In summary, rubbers are solids made by crosslinking polymers. Polymers form entropic springs whose stiffness increase as the temperature increases. And this explains why rubber bands become brittle and break when you try to stretch them on hot summer days! But at the start of the post, I said that such considerations are biologically relevant. How is that? The cell wall is a rubber! It is a crosslinked polymer mesh made of polymers that are called actins and microtubules. You will now say to me, why would I want to know about the elasticity of a cell wall? The reason is that it is the elasticity of the cell wall that allows a cell (those that are not swimmers that is) to crawl. And all questions associated with the motility of such cells boils down to understanding the elasticity of the cell wall. And you need to start by understanding the elasticity of the plain old rubber band first!

Jargon, Caveats and Disclaimers

[1] Coulumb, screened coulomb, Lennard-Jones, you take your pick.

[2] I am fudging scales here, mapping Angstroms to a fraction of a micrometer, but for simplicity we ignore this difference here.

[3] This process is called vulcanization, that turns a complex fluid into a solid, gives it a finite zero frequency shear modulus.

[4] You can see this easily if you think of the polymer as a 3D random walk of length L. Then the RMS distance the walker would travel is Square root of L right?

[5] For the experts, note that you can derive this readily. Take a Boltzmann definition for the entropy as S=k_BLogW, where W is the number of configurations of a polymer of radius of gyration R. Using the random walk analogy earlier, this is W=exp(-R^2/L). So the loss in entropy due to stretching must be S(R)-S(R+x). And force F=-T(dS/dx)x (just a standard response relation).

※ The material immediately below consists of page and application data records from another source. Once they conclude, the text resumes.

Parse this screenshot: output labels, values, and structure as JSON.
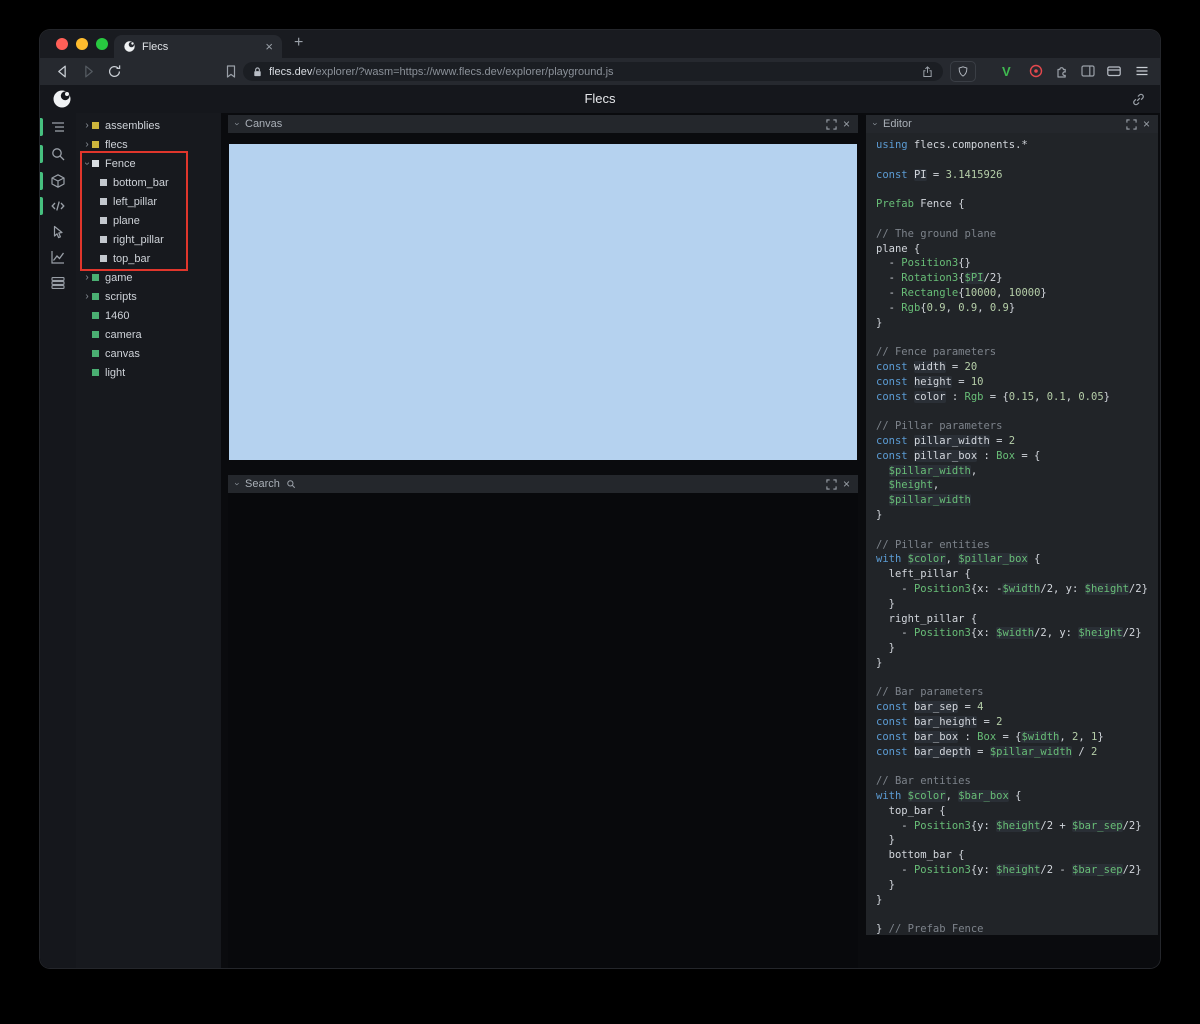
{
  "colors": {
    "traffic": [
      "#ff5f57",
      "#febc2e",
      "#28c840"
    ],
    "accent_green": "#46c07f",
    "canvas_blue": "#b5d2ef",
    "annotation_red": "#e0362c",
    "v_badge": "#3fb950",
    "record_red": "#e5484d",
    "squares": {
      "yellow": "#ccb43c",
      "green": "#4aaf72",
      "white": "#d9dde2",
      "gray": "#c3c8ce"
    }
  },
  "ui": {
    "chevron": "›",
    "close": "×",
    "new_tab": "+"
  },
  "browser": {
    "tab_title": "Flecs",
    "url_domain": "flecs.dev",
    "url_rest": "/explorer/?wasm=https://www.flecs.dev/explorer/playground.js"
  },
  "app": {
    "title": "Flecs"
  },
  "panels": {
    "canvas": {
      "title": "Canvas"
    },
    "search": {
      "title": "Search"
    },
    "editor": {
      "title": "Editor"
    }
  },
  "tree": {
    "items": [
      {
        "label": "assemblies",
        "depth": 0,
        "arrow": "collapsed",
        "square": "yellow"
      },
      {
        "label": "flecs",
        "depth": 0,
        "arrow": "collapsed",
        "square": "yellow"
      },
      {
        "label": "Fence",
        "depth": 0,
        "arrow": "expanded",
        "square": "white"
      },
      {
        "label": "bottom_bar",
        "depth": 1,
        "arrow": "",
        "square": "gray"
      },
      {
        "label": "left_pillar",
        "depth": 1,
        "arrow": "",
        "square": "gray"
      },
      {
        "label": "plane",
        "depth": 1,
        "arrow": "",
        "square": "gray"
      },
      {
        "label": "right_pillar",
        "depth": 1,
        "arrow": "",
        "square": "gray"
      },
      {
        "label": "top_bar",
        "depth": 1,
        "arrow": "",
        "square": "gray"
      },
      {
        "label": "game",
        "depth": 0,
        "arrow": "collapsed",
        "square": "green"
      },
      {
        "label": "scripts",
        "depth": 0,
        "arrow": "collapsed",
        "square": "green"
      },
      {
        "label": "1460",
        "depth": 0,
        "arrow": "",
        "square": "green"
      },
      {
        "label": "camera",
        "depth": 0,
        "arrow": "",
        "square": "green"
      },
      {
        "label": "canvas",
        "depth": 0,
        "arrow": "",
        "square": "green"
      },
      {
        "label": "light",
        "depth": 0,
        "arrow": "",
        "square": "green"
      }
    ]
  },
  "editor": {
    "lines": [
      [
        [
          "kw",
          "using"
        ],
        [
          "p",
          " flecs.components.*"
        ]
      ],
      [],
      [
        [
          "kw",
          "const"
        ],
        [
          "p",
          " "
        ],
        [
          "def",
          "PI"
        ],
        [
          "p",
          " = "
        ],
        [
          "num",
          "3.1415926"
        ]
      ],
      [],
      [
        [
          "type",
          "Prefab"
        ],
        [
          "p",
          " Fence {"
        ]
      ],
      [],
      [
        [
          "c",
          "// The ground plane"
        ]
      ],
      [
        [
          "p",
          "plane {"
        ]
      ],
      [
        [
          "p",
          "  - "
        ],
        [
          "type",
          "Position3"
        ],
        [
          "p",
          "{}"
        ]
      ],
      [
        [
          "p",
          "  - "
        ],
        [
          "type",
          "Rotation3"
        ],
        [
          "p",
          "{"
        ],
        [
          "var",
          "$PI"
        ],
        [
          "p",
          "/2}"
        ]
      ],
      [
        [
          "p",
          "  - "
        ],
        [
          "type",
          "Rectangle"
        ],
        [
          "p",
          "{"
        ],
        [
          "num",
          "10000"
        ],
        [
          "p",
          ", "
        ],
        [
          "num",
          "10000"
        ],
        [
          "p",
          "}"
        ]
      ],
      [
        [
          "p",
          "  - "
        ],
        [
          "type",
          "Rgb"
        ],
        [
          "p",
          "{"
        ],
        [
          "num",
          "0.9"
        ],
        [
          "p",
          ", "
        ],
        [
          "num",
          "0.9"
        ],
        [
          "p",
          ", "
        ],
        [
          "num",
          "0.9"
        ],
        [
          "p",
          "}"
        ]
      ],
      [
        [
          "p",
          "}"
        ]
      ],
      [],
      [
        [
          "c",
          "// Fence parameters"
        ]
      ],
      [
        [
          "kw",
          "const"
        ],
        [
          "p",
          " "
        ],
        [
          "def",
          "width"
        ],
        [
          "p",
          " = "
        ],
        [
          "num",
          "20"
        ]
      ],
      [
        [
          "kw",
          "const"
        ],
        [
          "p",
          " "
        ],
        [
          "def",
          "height"
        ],
        [
          "p",
          " = "
        ],
        [
          "num",
          "10"
        ]
      ],
      [
        [
          "kw",
          "const"
        ],
        [
          "p",
          " "
        ],
        [
          "def",
          "color"
        ],
        [
          "p",
          " : "
        ],
        [
          "type",
          "Rgb"
        ],
        [
          "p",
          " = {"
        ],
        [
          "num",
          "0.15"
        ],
        [
          "p",
          ", "
        ],
        [
          "num",
          "0.1"
        ],
        [
          "p",
          ", "
        ],
        [
          "num",
          "0.05"
        ],
        [
          "p",
          "}"
        ]
      ],
      [],
      [
        [
          "c",
          "// Pillar parameters"
        ]
      ],
      [
        [
          "kw",
          "const"
        ],
        [
          "p",
          " "
        ],
        [
          "def",
          "pillar_width"
        ],
        [
          "p",
          " = "
        ],
        [
          "num",
          "2"
        ]
      ],
      [
        [
          "kw",
          "const"
        ],
        [
          "p",
          " "
        ],
        [
          "def",
          "pillar_box"
        ],
        [
          "p",
          " : "
        ],
        [
          "type",
          "Box"
        ],
        [
          "p",
          " = {"
        ]
      ],
      [
        [
          "p",
          "  "
        ],
        [
          "var",
          "$pillar_width"
        ],
        [
          "p",
          ","
        ]
      ],
      [
        [
          "p",
          "  "
        ],
        [
          "var",
          "$height"
        ],
        [
          "p",
          ","
        ]
      ],
      [
        [
          "p",
          "  "
        ],
        [
          "var",
          "$pillar_width"
        ]
      ],
      [
        [
          "p",
          "}"
        ]
      ],
      [],
      [
        [
          "c",
          "// Pillar entities"
        ]
      ],
      [
        [
          "kw",
          "with"
        ],
        [
          "p",
          " "
        ],
        [
          "var",
          "$color"
        ],
        [
          "p",
          ", "
        ],
        [
          "var",
          "$pillar_box"
        ],
        [
          "p",
          " {"
        ]
      ],
      [
        [
          "p",
          "  left_pillar {"
        ]
      ],
      [
        [
          "p",
          "    - "
        ],
        [
          "type",
          "Position3"
        ],
        [
          "p",
          "{x: -"
        ],
        [
          "var",
          "$width"
        ],
        [
          "p",
          "/2, y: "
        ],
        [
          "var",
          "$height"
        ],
        [
          "p",
          "/2}"
        ]
      ],
      [
        [
          "p",
          "  }"
        ]
      ],
      [
        [
          "p",
          "  right_pillar {"
        ]
      ],
      [
        [
          "p",
          "    - "
        ],
        [
          "type",
          "Position3"
        ],
        [
          "p",
          "{x: "
        ],
        [
          "var",
          "$width"
        ],
        [
          "p",
          "/2, y: "
        ],
        [
          "var",
          "$height"
        ],
        [
          "p",
          "/2}"
        ]
      ],
      [
        [
          "p",
          "  }"
        ]
      ],
      [
        [
          "p",
          "}"
        ]
      ],
      [],
      [
        [
          "c",
          "// Bar parameters"
        ]
      ],
      [
        [
          "kw",
          "const"
        ],
        [
          "p",
          " "
        ],
        [
          "def",
          "bar_sep"
        ],
        [
          "p",
          " = "
        ],
        [
          "num",
          "4"
        ]
      ],
      [
        [
          "kw",
          "const"
        ],
        [
          "p",
          " "
        ],
        [
          "def",
          "bar_height"
        ],
        [
          "p",
          " = "
        ],
        [
          "num",
          "2"
        ]
      ],
      [
        [
          "kw",
          "const"
        ],
        [
          "p",
          " "
        ],
        [
          "def",
          "bar_box"
        ],
        [
          "p",
          " : "
        ],
        [
          "type",
          "Box"
        ],
        [
          "p",
          " = {"
        ],
        [
          "var",
          "$width"
        ],
        [
          "p",
          ", "
        ],
        [
          "num",
          "2"
        ],
        [
          "p",
          ", "
        ],
        [
          "num",
          "1"
        ],
        [
          "p",
          "}"
        ]
      ],
      [
        [
          "kw",
          "const"
        ],
        [
          "p",
          " "
        ],
        [
          "def",
          "bar_depth"
        ],
        [
          "p",
          " = "
        ],
        [
          "var",
          "$pillar_width"
        ],
        [
          "p",
          " / "
        ],
        [
          "num",
          "2"
        ]
      ],
      [],
      [
        [
          "c",
          "// Bar entities"
        ]
      ],
      [
        [
          "kw",
          "with"
        ],
        [
          "p",
          " "
        ],
        [
          "var",
          "$color"
        ],
        [
          "p",
          ", "
        ],
        [
          "var",
          "$bar_box"
        ],
        [
          "p",
          " {"
        ]
      ],
      [
        [
          "p",
          "  top_bar {"
        ]
      ],
      [
        [
          "p",
          "    - "
        ],
        [
          "type",
          "Position3"
        ],
        [
          "p",
          "{y: "
        ],
        [
          "var",
          "$height"
        ],
        [
          "p",
          "/2 + "
        ],
        [
          "var",
          "$bar_sep"
        ],
        [
          "p",
          "/2}"
        ]
      ],
      [
        [
          "p",
          "  }"
        ]
      ],
      [
        [
          "p",
          "  bottom_bar {"
        ]
      ],
      [
        [
          "p",
          "    - "
        ],
        [
          "type",
          "Position3"
        ],
        [
          "p",
          "{y: "
        ],
        [
          "var",
          "$height"
        ],
        [
          "p",
          "/2 - "
        ],
        [
          "var",
          "$bar_sep"
        ],
        [
          "p",
          "/2}"
        ]
      ],
      [
        [
          "p",
          "  }"
        ]
      ],
      [
        [
          "p",
          "}"
        ]
      ],
      [],
      [
        [
          "p",
          "} "
        ],
        [
          "c",
          "// Prefab Fence"
        ]
      ]
    ]
  }
}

[6] You should ask me now how come I ignored entropy when considering elasticity of an atomic solid. The fact is that entropy strain independent for harmonic solids and plays no role in the elasticity (a brief note on this is here).